changes in the value of the index, as described below), andyou decide, as a result, not to enter into an agreement withus, you are entitled to a refund of any fees you paid to us oranyone else in connection with your application.Security Interest: We will take a mortgage on yourhome. You could lose your home if you do not meet theobligations in your agreement with us.Possible Actions: We can (1) terminate your line of credit,require you to pay us the entire outstanding balance in onepayment, and charge you certain fees; (2) refuse to makeadditional extensions of credit; or (3) reduce your creditlimit if: You engage in fraud or material misrepresentation inconnection with the line of credit. You do not meet the repayment terms. Your action or inaction adversely affects the collateralor our rights in the collateral.We can refuse to make additional extensions of credit orreduce your credit limit if: The value of the dwelling securing the line of creditdeclines significantly below its appraised value forpurposes of the line of credit. We reasonably believe you will not be able to meetthe repayment requirements due to a material changein your financial circumstances. You are in default of a material obligation in theagreement. Government action prevents us from imposing theannual percentage rate provided for or impairs oursecurity interest such that the value of the interest isless than 120 percent of the credit line.
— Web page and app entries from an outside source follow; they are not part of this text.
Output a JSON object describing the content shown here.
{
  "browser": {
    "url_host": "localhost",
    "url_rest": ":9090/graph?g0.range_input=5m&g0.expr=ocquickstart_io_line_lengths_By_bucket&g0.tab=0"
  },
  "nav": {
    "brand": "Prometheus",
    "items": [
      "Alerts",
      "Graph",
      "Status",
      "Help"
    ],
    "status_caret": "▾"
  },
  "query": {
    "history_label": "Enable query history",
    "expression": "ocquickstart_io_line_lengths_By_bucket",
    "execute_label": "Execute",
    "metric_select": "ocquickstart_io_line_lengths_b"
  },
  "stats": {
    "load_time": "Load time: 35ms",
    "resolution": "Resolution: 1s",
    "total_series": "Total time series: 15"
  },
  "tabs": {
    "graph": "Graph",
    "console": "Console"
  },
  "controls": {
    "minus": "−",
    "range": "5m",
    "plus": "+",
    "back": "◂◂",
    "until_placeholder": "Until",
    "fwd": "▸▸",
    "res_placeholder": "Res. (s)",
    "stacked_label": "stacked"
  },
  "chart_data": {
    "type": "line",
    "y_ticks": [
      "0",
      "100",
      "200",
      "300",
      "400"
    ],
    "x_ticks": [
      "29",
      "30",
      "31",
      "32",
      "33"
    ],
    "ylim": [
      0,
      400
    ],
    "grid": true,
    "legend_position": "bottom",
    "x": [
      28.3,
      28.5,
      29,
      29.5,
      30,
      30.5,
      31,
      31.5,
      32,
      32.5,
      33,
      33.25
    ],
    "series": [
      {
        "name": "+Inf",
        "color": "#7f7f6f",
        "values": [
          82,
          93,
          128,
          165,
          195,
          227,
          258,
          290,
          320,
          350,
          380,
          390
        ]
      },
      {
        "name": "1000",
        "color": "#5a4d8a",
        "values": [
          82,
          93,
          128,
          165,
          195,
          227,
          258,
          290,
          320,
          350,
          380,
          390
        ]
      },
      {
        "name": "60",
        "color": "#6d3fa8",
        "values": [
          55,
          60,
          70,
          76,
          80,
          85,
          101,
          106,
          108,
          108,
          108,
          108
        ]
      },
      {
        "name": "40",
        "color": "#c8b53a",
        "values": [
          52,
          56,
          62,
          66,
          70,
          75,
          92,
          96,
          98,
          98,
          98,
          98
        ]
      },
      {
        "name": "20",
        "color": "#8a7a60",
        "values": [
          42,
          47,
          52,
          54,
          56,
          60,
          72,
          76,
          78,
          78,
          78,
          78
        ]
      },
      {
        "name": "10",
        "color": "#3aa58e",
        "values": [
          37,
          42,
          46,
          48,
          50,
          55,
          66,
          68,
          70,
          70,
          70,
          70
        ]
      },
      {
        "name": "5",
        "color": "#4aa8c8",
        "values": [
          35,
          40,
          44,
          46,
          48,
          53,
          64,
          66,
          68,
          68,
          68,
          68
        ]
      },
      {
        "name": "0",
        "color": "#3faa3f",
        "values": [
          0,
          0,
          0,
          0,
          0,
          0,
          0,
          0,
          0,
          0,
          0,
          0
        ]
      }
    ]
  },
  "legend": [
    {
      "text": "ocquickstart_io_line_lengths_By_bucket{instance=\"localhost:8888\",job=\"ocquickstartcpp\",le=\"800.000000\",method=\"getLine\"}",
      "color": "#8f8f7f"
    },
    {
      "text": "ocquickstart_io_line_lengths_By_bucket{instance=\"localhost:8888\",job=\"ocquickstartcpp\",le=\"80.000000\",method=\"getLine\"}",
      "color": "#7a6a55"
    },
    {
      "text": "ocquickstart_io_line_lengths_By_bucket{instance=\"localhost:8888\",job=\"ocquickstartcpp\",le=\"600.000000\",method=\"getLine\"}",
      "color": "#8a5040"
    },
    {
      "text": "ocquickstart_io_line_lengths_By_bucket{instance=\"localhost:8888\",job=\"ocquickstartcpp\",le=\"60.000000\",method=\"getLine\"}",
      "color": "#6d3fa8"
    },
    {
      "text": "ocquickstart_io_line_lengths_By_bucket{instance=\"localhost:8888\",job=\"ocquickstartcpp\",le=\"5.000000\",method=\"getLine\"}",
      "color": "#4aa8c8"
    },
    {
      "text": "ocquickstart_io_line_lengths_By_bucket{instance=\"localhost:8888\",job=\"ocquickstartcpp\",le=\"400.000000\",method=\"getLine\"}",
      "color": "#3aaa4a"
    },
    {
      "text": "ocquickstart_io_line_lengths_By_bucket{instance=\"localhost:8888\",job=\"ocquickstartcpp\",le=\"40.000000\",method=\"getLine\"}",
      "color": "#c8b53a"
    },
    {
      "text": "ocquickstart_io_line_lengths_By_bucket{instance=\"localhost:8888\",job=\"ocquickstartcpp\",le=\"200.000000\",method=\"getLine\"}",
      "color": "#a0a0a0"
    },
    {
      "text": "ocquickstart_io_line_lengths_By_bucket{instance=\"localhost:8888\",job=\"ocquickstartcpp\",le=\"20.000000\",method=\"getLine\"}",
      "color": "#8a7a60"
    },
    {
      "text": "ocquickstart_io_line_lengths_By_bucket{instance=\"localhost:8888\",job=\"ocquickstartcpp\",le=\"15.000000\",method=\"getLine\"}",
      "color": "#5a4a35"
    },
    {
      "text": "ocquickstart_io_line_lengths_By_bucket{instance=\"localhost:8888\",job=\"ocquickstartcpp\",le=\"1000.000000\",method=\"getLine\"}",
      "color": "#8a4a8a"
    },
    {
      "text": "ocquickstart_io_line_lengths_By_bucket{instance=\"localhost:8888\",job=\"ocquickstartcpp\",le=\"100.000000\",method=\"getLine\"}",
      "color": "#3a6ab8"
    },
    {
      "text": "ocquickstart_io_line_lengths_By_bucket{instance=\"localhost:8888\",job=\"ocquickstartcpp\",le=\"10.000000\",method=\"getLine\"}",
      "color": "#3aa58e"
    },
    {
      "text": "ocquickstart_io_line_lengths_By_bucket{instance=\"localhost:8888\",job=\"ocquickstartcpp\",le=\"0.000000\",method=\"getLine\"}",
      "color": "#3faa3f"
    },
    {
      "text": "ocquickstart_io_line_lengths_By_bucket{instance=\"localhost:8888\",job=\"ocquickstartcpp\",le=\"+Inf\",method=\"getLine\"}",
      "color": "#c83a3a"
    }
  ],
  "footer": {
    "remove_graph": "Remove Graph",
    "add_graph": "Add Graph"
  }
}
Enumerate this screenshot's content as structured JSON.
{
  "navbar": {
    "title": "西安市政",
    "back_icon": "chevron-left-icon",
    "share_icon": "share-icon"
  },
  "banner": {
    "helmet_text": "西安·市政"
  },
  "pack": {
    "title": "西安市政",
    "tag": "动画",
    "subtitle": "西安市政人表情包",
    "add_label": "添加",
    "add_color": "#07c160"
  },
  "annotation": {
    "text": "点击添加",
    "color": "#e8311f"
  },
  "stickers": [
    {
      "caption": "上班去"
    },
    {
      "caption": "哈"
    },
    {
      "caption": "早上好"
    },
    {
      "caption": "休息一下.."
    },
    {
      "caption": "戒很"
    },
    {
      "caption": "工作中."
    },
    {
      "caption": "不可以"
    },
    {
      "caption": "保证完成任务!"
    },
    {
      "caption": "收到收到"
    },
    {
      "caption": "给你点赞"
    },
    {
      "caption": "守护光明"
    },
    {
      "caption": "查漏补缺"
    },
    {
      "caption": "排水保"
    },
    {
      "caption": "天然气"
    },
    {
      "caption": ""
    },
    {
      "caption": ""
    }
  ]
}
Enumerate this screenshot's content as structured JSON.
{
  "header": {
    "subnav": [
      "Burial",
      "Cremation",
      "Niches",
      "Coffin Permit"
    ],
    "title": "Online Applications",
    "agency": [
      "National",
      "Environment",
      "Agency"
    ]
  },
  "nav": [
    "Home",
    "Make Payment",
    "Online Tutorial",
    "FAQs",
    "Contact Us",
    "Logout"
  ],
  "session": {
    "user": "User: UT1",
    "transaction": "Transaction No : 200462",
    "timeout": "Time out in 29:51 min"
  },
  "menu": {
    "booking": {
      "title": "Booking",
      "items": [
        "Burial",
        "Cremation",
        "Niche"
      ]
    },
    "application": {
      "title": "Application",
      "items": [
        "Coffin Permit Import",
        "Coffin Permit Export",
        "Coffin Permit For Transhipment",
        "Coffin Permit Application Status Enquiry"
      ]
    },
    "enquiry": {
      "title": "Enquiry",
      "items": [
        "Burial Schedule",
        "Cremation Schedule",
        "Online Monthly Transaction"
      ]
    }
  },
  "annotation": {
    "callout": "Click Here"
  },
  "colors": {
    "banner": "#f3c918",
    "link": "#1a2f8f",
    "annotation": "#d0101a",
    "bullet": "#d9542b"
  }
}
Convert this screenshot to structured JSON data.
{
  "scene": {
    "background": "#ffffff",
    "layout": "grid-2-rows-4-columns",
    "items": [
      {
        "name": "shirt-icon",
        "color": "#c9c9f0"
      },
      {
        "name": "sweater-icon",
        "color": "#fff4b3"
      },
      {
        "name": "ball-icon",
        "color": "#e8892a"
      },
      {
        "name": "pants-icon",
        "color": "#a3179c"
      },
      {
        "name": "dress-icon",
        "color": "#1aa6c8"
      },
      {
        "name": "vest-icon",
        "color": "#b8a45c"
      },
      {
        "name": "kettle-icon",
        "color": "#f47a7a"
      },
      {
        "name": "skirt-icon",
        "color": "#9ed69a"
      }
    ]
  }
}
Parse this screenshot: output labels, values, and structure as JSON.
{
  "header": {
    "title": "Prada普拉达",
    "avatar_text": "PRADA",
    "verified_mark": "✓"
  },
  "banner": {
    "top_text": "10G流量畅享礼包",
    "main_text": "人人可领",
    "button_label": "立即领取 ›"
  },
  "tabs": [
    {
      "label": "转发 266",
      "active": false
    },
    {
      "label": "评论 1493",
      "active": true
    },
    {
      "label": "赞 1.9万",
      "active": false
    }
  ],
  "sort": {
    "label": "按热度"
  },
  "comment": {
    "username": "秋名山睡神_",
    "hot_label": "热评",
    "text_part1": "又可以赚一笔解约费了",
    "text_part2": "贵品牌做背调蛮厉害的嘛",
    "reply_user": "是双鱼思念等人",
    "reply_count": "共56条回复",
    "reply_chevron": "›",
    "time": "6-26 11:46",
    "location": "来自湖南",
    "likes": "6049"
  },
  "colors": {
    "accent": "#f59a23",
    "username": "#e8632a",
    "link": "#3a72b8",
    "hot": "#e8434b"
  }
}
A regulatory agency has notified us that continuedadvances would constitute an unsafe and unsoundpractice. The maximum annual percentage rate is reached.The initial agreement permits us to make certain changes tothe terms of the agreement at specified times or upon theoccurrence of specified events.Minimum P

A home equity line of credit is a form of revolving credit in which your home serves as collateral. Because the home often is a consumer’s most valuable asset, many homeowners use home equity credit lines only for major items such as education, home improvements, or medical bills and choose not to use them